» About this exercise
If a line in the data below contains the word "Cryptography", copy it out.

» Listed entries
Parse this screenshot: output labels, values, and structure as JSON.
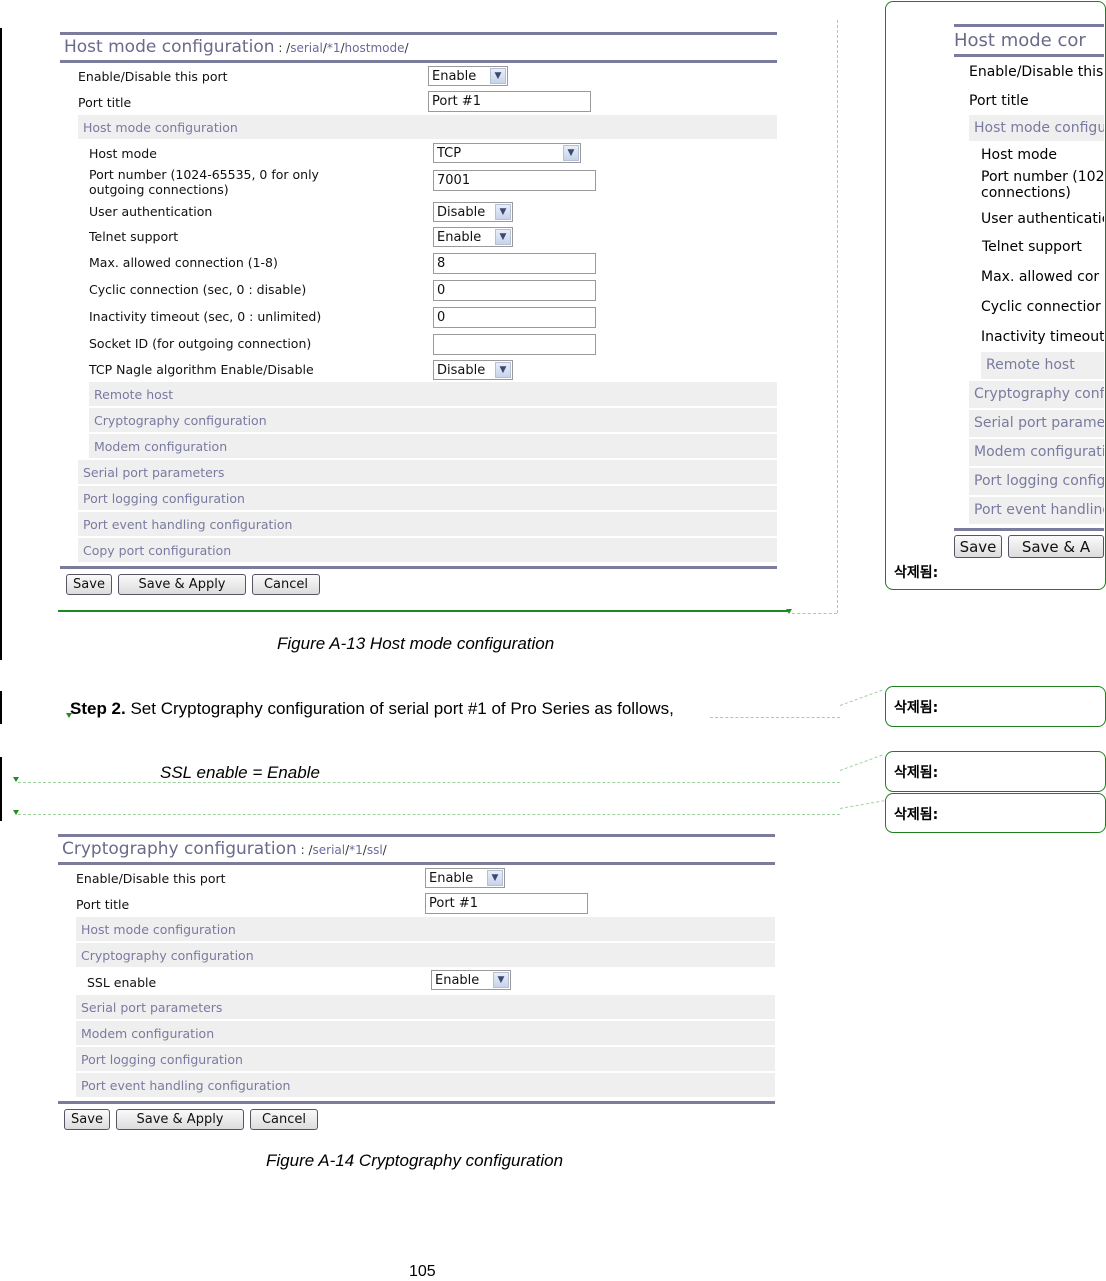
{
  "figure13": {
    "title": "Host mode configuration",
    "path_prefix": " : /",
    "path_segments": [
      "serial",
      "/",
      "*1",
      "/",
      "hostmode",
      "/"
    ],
    "rows": {
      "enable_label": "Enable/Disable this port",
      "enable_value": "Enable",
      "port_title_label": "Port title",
      "port_title_value": "Port #1",
      "host_mode_section": "Host mode configuration",
      "host_mode_label": "Host mode",
      "host_mode_value": "TCP",
      "port_number_label": "Port number (1024-65535, 0 for only outgoing connections)",
      "port_number_value": "7001",
      "user_auth_label": "User authentication",
      "user_auth_value": "Disable",
      "telnet_label": "Telnet support",
      "telnet_value": "Enable",
      "max_conn_label": "Max. allowed connection (1-8)",
      "max_conn_value": "8",
      "cyclic_label": "Cyclic connection (sec, 0 : disable)",
      "cyclic_value": "0",
      "inactivity_label": "Inactivity timeout (sec, 0 : unlimited)",
      "inactivity_value": "0",
      "socket_id_label": "Socket ID (for outgoing connection)",
      "socket_id_value": "",
      "nagle_label": "TCP Nagle algorithm Enable/Disable",
      "nagle_value": "Disable"
    },
    "sub_sections": [
      "Remote host",
      "Cryptography configuration",
      "Modem configuration"
    ],
    "sections": [
      "Serial port parameters",
      "Port logging configuration",
      "Port event handling configuration",
      "Copy port configuration"
    ],
    "buttons": {
      "save": "Save",
      "save_apply": "Save & Apply",
      "cancel": "Cancel"
    },
    "caption": "Figure A-13 Host mode configuration"
  },
  "step2": {
    "bold": "Step 2.",
    "text": " Set Cryptography configuration of serial port #1 of Pro Series as follows,"
  },
  "ssl_line": "SSL enable = Enable",
  "figure14": {
    "title": "Cryptography configuration",
    "path_prefix": " : /",
    "path_segments": [
      "serial",
      "/",
      "*1",
      "/",
      "ssl",
      "/"
    ],
    "rows": {
      "enable_label": "Enable/Disable this port",
      "enable_value": "Enable",
      "port_title_label": "Port title",
      "port_title_value": "Port #1",
      "host_mode_section": "Host mode configuration",
      "crypto_section": "Cryptography configuration",
      "ssl_label": "SSL enable",
      "ssl_value": "Enable"
    },
    "sections": [
      "Serial port parameters",
      "Modem configuration",
      "Port logging configuration",
      "Port event handling configuration"
    ],
    "buttons": {
      "save": "Save",
      "save_apply": "Save & Apply",
      "cancel": "Cancel"
    },
    "caption": "Figure A-14 Cryptography configuration"
  },
  "deleted_balloon": {
    "label": "삭제됨:",
    "mini_figure": {
      "title": "Host mode cor",
      "rows": [
        "Enable/Disable this",
        "Port title"
      ],
      "section": "Host mode configu",
      "sub_rows": [
        "Host mode",
        "Port number (102",
        "connections)",
        "User authenticatic",
        "Telnet support",
        "Max. allowed cor",
        "Cyclic connectior",
        "Inactivity timeout"
      ],
      "sub_section": "Remote host",
      "sections": [
        "Cryptography conf",
        "Serial port parame",
        "Modem configurati",
        "Port logging config",
        "Port event handling"
      ],
      "buttons": {
        "save": "Save",
        "save_apply": "Save & A"
      }
    }
  },
  "balloons": [
    "삭제됨:",
    "삭제됨:",
    "삭제됨:"
  ],
  "page_number": "105"
}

» Result below
      "Cryptography configuration",
    "text": " Set Cryptography configuration of serial port #1 of Pro Series as follows,"
    "title": "Cryptography configuration",
      "crypto_section": "Cryptography configuration",
    "caption": "Figure A-14 Cryptography configuration"
        "Cryptography conf",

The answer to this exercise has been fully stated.